It should be no consolation to Mulkey that her penalties are light. In a way, that's the worst part. The NCAA accepted Baylor's self-imposed punishment: Mulkey was stripped of two scholarships and forbidden from recruiting off campus this July. Which will hardly dissuade other coaches from employing the same tactics. What are a couple of lost scholarships and a month off the road compared with 40-0 and a national championship banner, with another one likely next season? The conclusion is that it is entirely worth it to cheat.
This not to say the women's game did not already have some impurities. There are plenty of infractions and improprieties. But for the most part the water is still drinkable. It would be nice to keep it that way, and not watch it become another toxic dump.
There is reason to think Mulkey is hurt and discomfited by the sanctions. She cuts a proud figure. “I believe strongly in following NCAA rules and will always try to do so in the future,” she said in a statement through the school.
In every other respect she has been a credit to the sport, winner of a championship and an Olympic gold medal as a player at Louisiana Tech, winner of two more banners as a coach in 2005 and 2012, a superb teacher of an unprecedented talent in Griner, and the leader of a second wave of coaches seeking to build on the huge successes and commercial foundations laid down by my friend Pat Summitt at Tennessee and by Geno Auriemma at Connecticut.

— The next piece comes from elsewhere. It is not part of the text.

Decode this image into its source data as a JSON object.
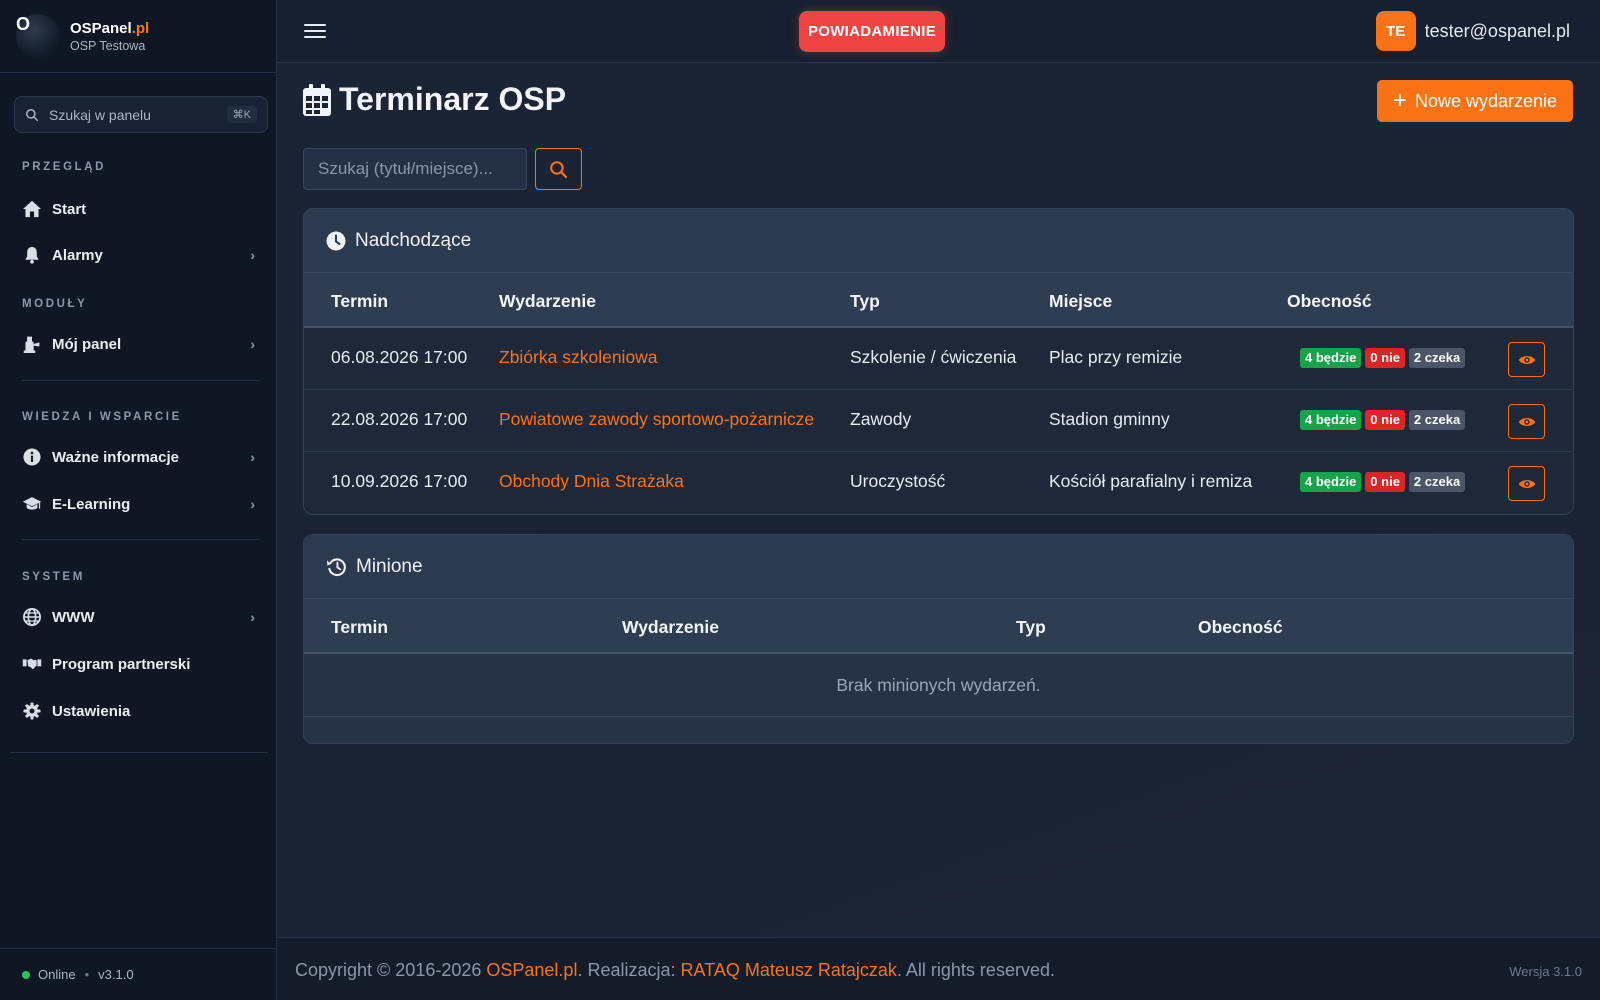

Anyone who cares about the women's game wants Mulkey to become everything she should be — not just the next possessor of multiple banners, but preserver of what integrity the game still has. That means embracing a certain reality: She has extra responsibility to do things the right way. If we eventually look over our shoulders and ask when the women's game went down the slippery slope, we'll look at this day, the day the reigning national champion went on probation, as the starting point.